    Of interest for those in the Kingdom

  8. Zillur Rahman April 14, 2013 at 10:55 am

    Dear Sir,
    In Bangladesh all over the rural areas people use tube well for their safe drinking water. They drink direct tube well water without boil. They never think their safety from e-coli and other bacteria. Only think arsenic problem. Arsenic is big problem in Bangladesh. More than 35 million people are highly affected in arsenic. In Bangladesh arsenic maximum contaminants label 50ppb and who’s maximum contaminants label 10ppb.
    People never think (USEPA drinking water contaminants) other microorganisms, toxic chemical, pesticides, and radionuclides, organic and inorganic chemical contaminants for their health safety. All of these contaminants are found in ground water. For this reason people affected many disease (liver, kidney, heart and brain) day by day.
    We need your advice for our poor people how can afford their safe drinking water for their good health. Actually we interested to know which purifying method (ultra filtration, ultraviolet light, reverse osmosis system, nano membrane system, ozone method and chemical process method etc.) is appropriate for safe drinking water.
    We are waiting for your gratefully answer.
    Thanking you
    Zillur Rahman

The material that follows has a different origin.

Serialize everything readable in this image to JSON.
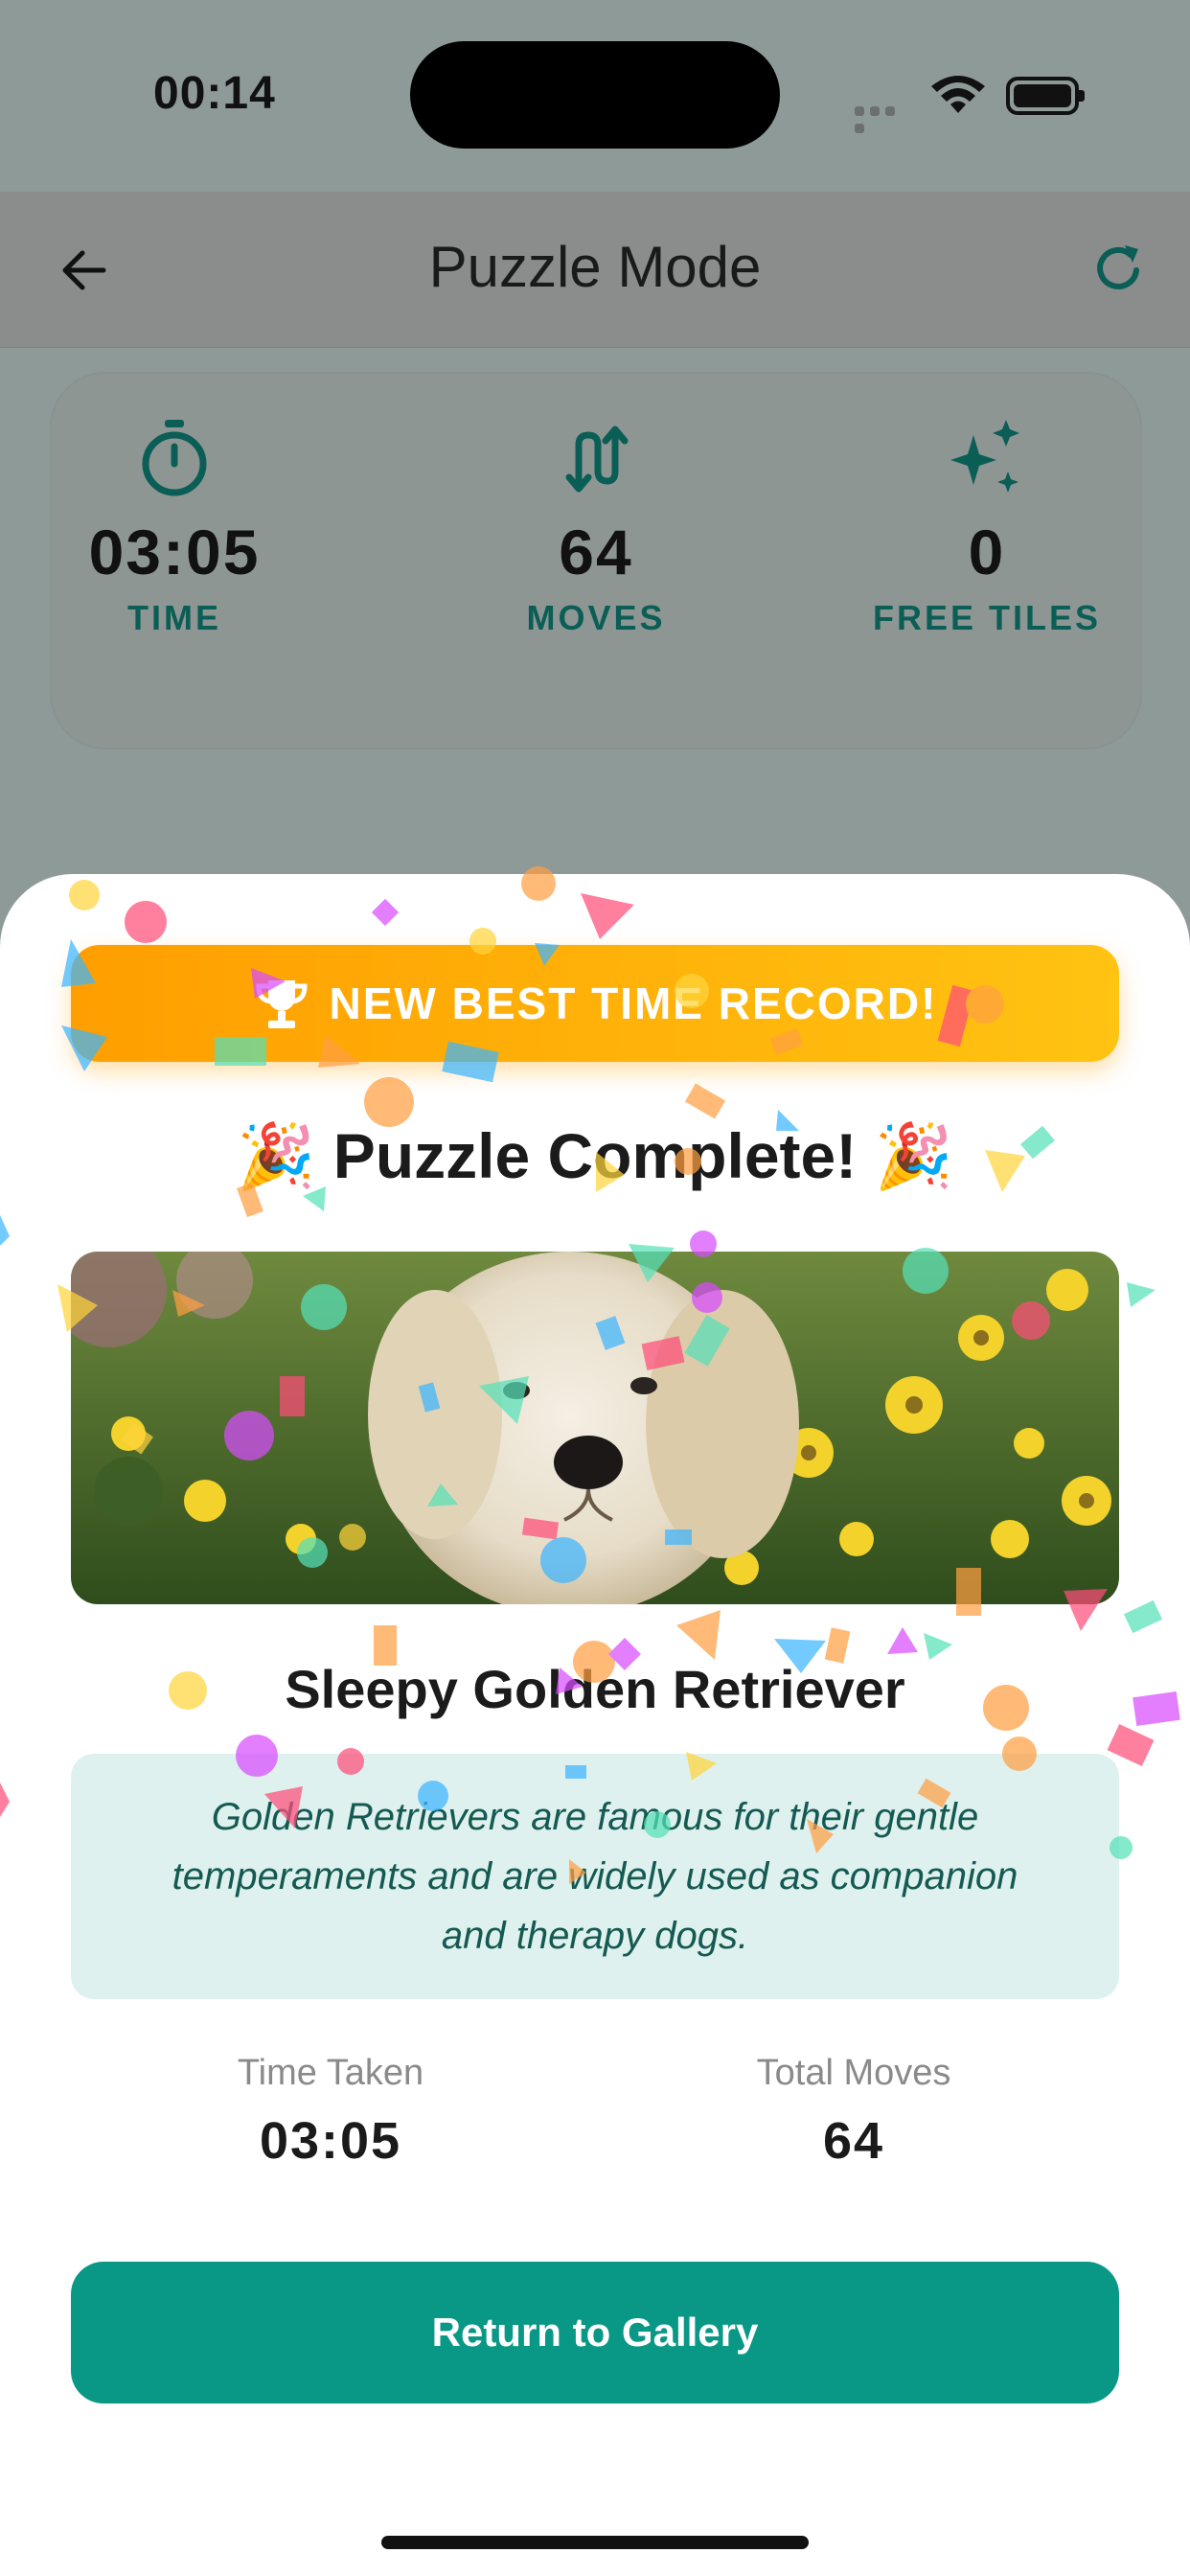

  9. OneBigBoost April 13, 2013 at 9:01 am

    We have experience with the small, ceramic filters. Ours provided by Micama in Haiti. Cost is under $12 US, spigot for a bucket included. The size of a lg baking potato, light-weight, provides water fast. Scrubbable, reusable for years, quick to install this project is a life-saver. We (OneBigBoost) provided 350 filters to the mountains in south-west Haiti during a new cholera outbreak. Where dependability, cost, weight and transportation are issues, this fits the ticket! highly recommended!!

  10. Mountainsinmymind September 8, 2011 at 11:24 am

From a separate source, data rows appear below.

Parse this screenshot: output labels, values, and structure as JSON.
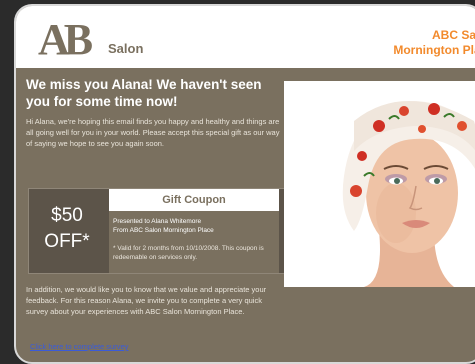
{
  "header": {
    "logo_big": "AB",
    "logo_small": "Salon",
    "salon_name": "ABC Salon",
    "location": "Mornington Place"
  },
  "email": {
    "headline": "We miss you Alana!  We haven't seen you for some time now!",
    "intro": "Hi Alana, we're hoping this email finds you happy and healthy and things are all going well for you in your world. Please accept this special gift as our way of saying we hope to see you again soon.",
    "followup": "In addition, we would like you to know that we value and appreciate your feedback. For this reason Alana, we invite you to complete a very quick survey about your experiences with ABC Salon Mornington Place.",
    "link": "Click here to complete survey"
  },
  "coupon": {
    "amount": "$50",
    "off": "OFF*",
    "title": "Gift Coupon",
    "presented_to": "Presented to Alana Whitemore",
    "from": "From ABC Salon Mornington Place",
    "valid": "* Valid for 2 months from 10/10/2008. This coupon is redeemable on services only."
  },
  "colors": {
    "panel": "#7a705f",
    "accent": "#f28a2c",
    "link": "#3b5bd8"
  }
}
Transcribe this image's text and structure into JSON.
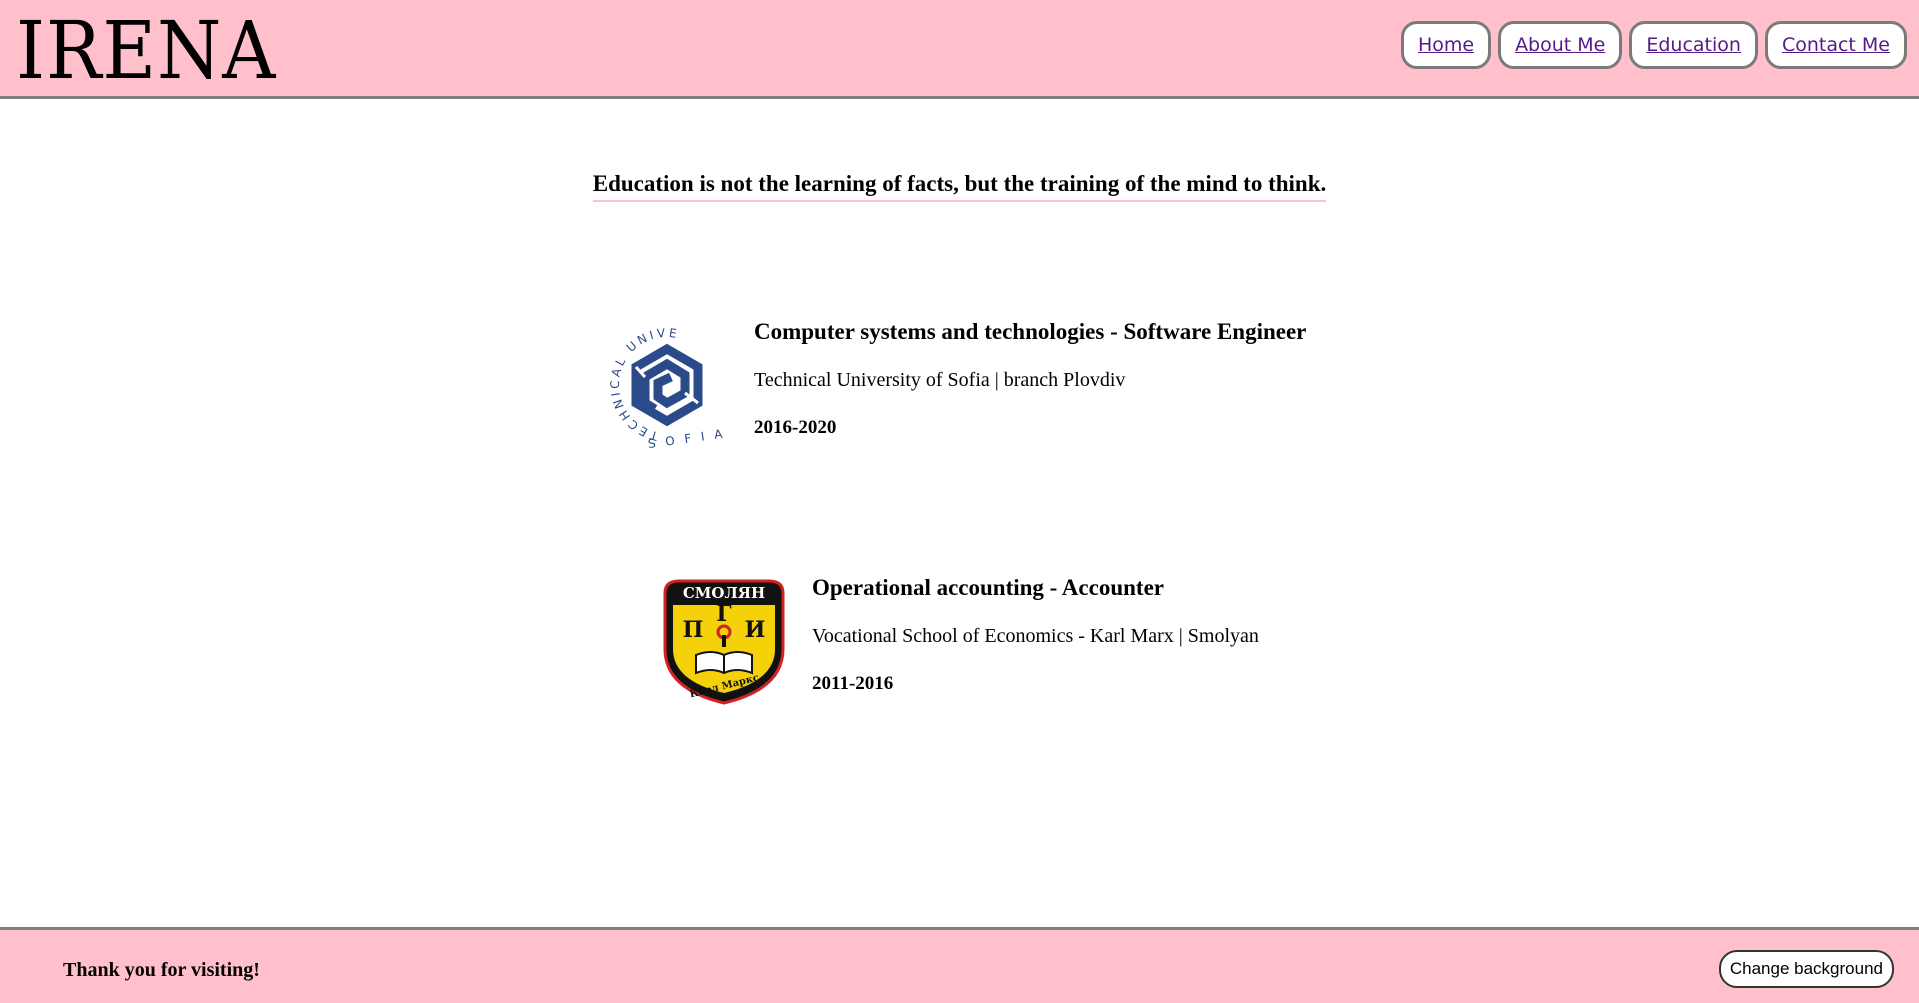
{
  "header": {
    "logo": "IRENA",
    "nav": [
      {
        "label": "Home"
      },
      {
        "label": "About Me"
      },
      {
        "label": "Education"
      },
      {
        "label": "Contact Me"
      }
    ]
  },
  "main": {
    "quote": "Education is not the learning of facts, but the training of the mind to think.",
    "education": [
      {
        "title": "Computer systems and technologies - Software Engineer",
        "school": "Technical University of Sofia | branch Plovdiv",
        "years": "2016-2020",
        "logo": "Technical University Sofia seal"
      },
      {
        "title": "Operational accounting - Accounter",
        "school": "Vocational School of Economics - Karl Marx | Smolyan",
        "years": "2011-2016",
        "logo": "Smolyan vocational school crest",
        "logo_text": "СМОЛЯН ПГИ Карл Маркс"
      }
    ]
  },
  "footer": {
    "thanks": "Thank you for visiting!",
    "button": "Change background"
  },
  "colors": {
    "header_bg": "#ffc0cb",
    "border": "#808080",
    "link": "#551a8b",
    "tu_blue": "#2b4a8a",
    "crest_yellow": "#f5d10a"
  }
}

    Have you heard of the biosand filter? Check out

  11. thedavefoster September 5, 2011 at 3:04 pm

    Can you discuss the cost per unit of each of these? They’re great ideas at the initial concept, but how practical are they? How much do they cost, how available are they to the people who will be using them, are they really being adopted, and how are they fixed or replaced when broken?

    Glad you’re covering stuff like this. It would be great to take this blog post to the next level and assess the successes of each product.

  12. iglal August 31, 2011 at 8:41 am


get the free Inhabitat newsletter

Submit this form
popular today
all time
most commented
more popular stories >
more popular stories >
more popular stories >
Federated Media Publishing - Home